Mancur Olson, “The criminal metaphor”, in Mancur Olson, Power and Prosperity (2000), pp. 3-24.

Summary: State formation can be explained with reference to a criminal metaphor.  Those with the power to organize violence/power tend to use it, but there is more than one way to maximize self-interest.  For the petty thief with no stake in the system, taking as much as possible, as often as possible is rational.  For the mafia family, offering protection and extracting a tax is rational.  Olson proposes another archetype, the stationary bandit, who has an encompassing stake in the system that he presides over (more so than the mafia family.) The stationary bandit has an incentive to tax less (at a rate that maximizes payoff when productivity is taken into account) and he also has an incentive to provide public goods (such as lowering transaction costs) that maximize productivity.  This model also applies to democracies, but the self-interest of the actors is tied to creating majorities.  Interestingly, there are cases where supermajorities actually treat the minorities as they treat themselves, because of their encompassing interest in the society – essentially these societies are operating at Pareto efficiency.
Critique: This model assumes that, in a democracy, all actors are, in effect, stationary bandits.  As in any cartel system, the incentive is to cheat and to extract more for yourself at the expense of the whole in the short term, and Olson’s analysis does not explain why an actor would pursue a self-interested position on one level (that of the health of the system) but not on the other (self-maximization within a cartel system).
== Notes ==
– When we examine action, we must pay attention to self-interest, but also to the benevolence/malevolence of actors
– Self-interest leads to collective problems (which can act against self-interest) but this does not necessarily curtail an actor’s behaviour
– “it makes a huge difference whether individuals with coercive capacities have a miniscule or narrow stake in the society, on the one hand, or an encompassing interest, on the other” (4)
– Olson uses the analogy of the petty thief vs. the mafia family
– It’s a question of how much stake each actor has in the overall system
– The Stationary Bandit (i.e. a warlord who takes over a domain) has more of a stake than the mafia does – he has an interest in maintaining order over anarchy.
– The stationary bandit keeps on gaining from reducing his rate of tax theft down to the point where what he gains (from theft on a larger output) is just offset by what he loses (from taking a smaller share of the output) (8)
– The stationary bandit also has and incentive to provide public goods.
– The bandit leader has an encompassing interest in his domain.
– “Governments for large groups of people have normally arisen because of the rational self-interest of those who can organize the greatest capacity for violence.” (11)
– Roving banditry brings anarchy, the stationary bandit increases output
– The shift from roving to stationary banditry brings benefits, but does not arise by social contract or other voluntary transactions – the stationary bandit model owes nothing to good intentions
– Idea of another invisible hand – a mechanism which guides encompassing interests to use some of their power in accord with public interest, regardless of their actual intention.
– “a secure autocrat’s encompassing interest in society makes him limit the extent of his tax theft.” (14)
– How do democracies fit into this model?
— Assumption that democratic political leaders are just as self-interested as autocrats and seek to win by opportunistically obtaining majority support.
— A candidate needs a majority, and may be able to buy one by transferring income from society at large to a prospective majority.
— Optimal tax rate is lower than the autocrats because he is concerned with the majority’s share of market earnings.
“It pays a ruling interest, whether an autocrat, a majority or whatever, to stop redistributing income to itself when the national income falls by the reciprocal of the share of the national income it receives.” (17)
– Sometimes majorities and super majorities have sufficiently encompassing interest in society, that they treat the minority as they treat themselves.
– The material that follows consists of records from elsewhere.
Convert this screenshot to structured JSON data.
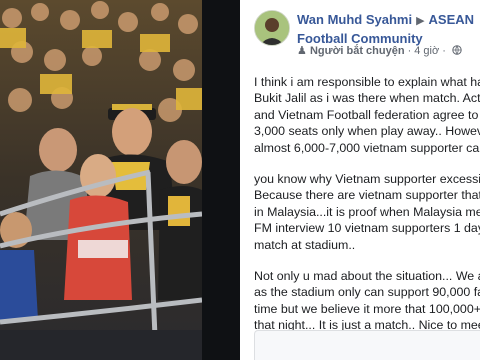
{
  "photo": {
    "description_icon": "crowd-photo"
  },
  "post": {
    "author": "Wan Muhd Syahmi",
    "separator_icon": "triangle-right",
    "group": "ASEAN Football Community",
    "shared_label": "Người bắt chuyện",
    "time": "4 giờ",
    "privacy_icon": "globe-icon",
    "paragraphs": [
      "I think i am responsible to explain what ha\nBukit Jalil as i was there when match. Actu\nand Vietnam Football federation agree to c\n3,000 seats only when play away.. Howeve\nalmost 6,000-7,000 vietnam supporter ca",
      "you know why Vietnam supporter excessiv\nBecause there are vietnam supporter that\nin Malaysia...it is proof when Malaysia med\nFM interview 10 vietnam supporters 1 day\nmatch at stadium..",
      "Not only u mad about the situation... We a\nas the stadium only can support 90,000 fa\ntime but we believe it more that 100,000+\nthat night... It is just a match.. Nice to mee\nVietnam fans"
    ]
  },
  "colors": {
    "link": "#385898",
    "meta": "#616770",
    "text": "#1c1e21"
  }
}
In this case, the second invisible hand works with Pareto efficiency.
– This comes out of the effect of the two theories of narrow/encompassing interest. The upshot is that there are superencompassing interests that do not comprise all of society that would lose from redistributing income from the minority to themselves. (22) Though they are self-interested, they will treat minorities equally.
–  However, there is an assumption that interests are considering the long run. This is not necessarily true.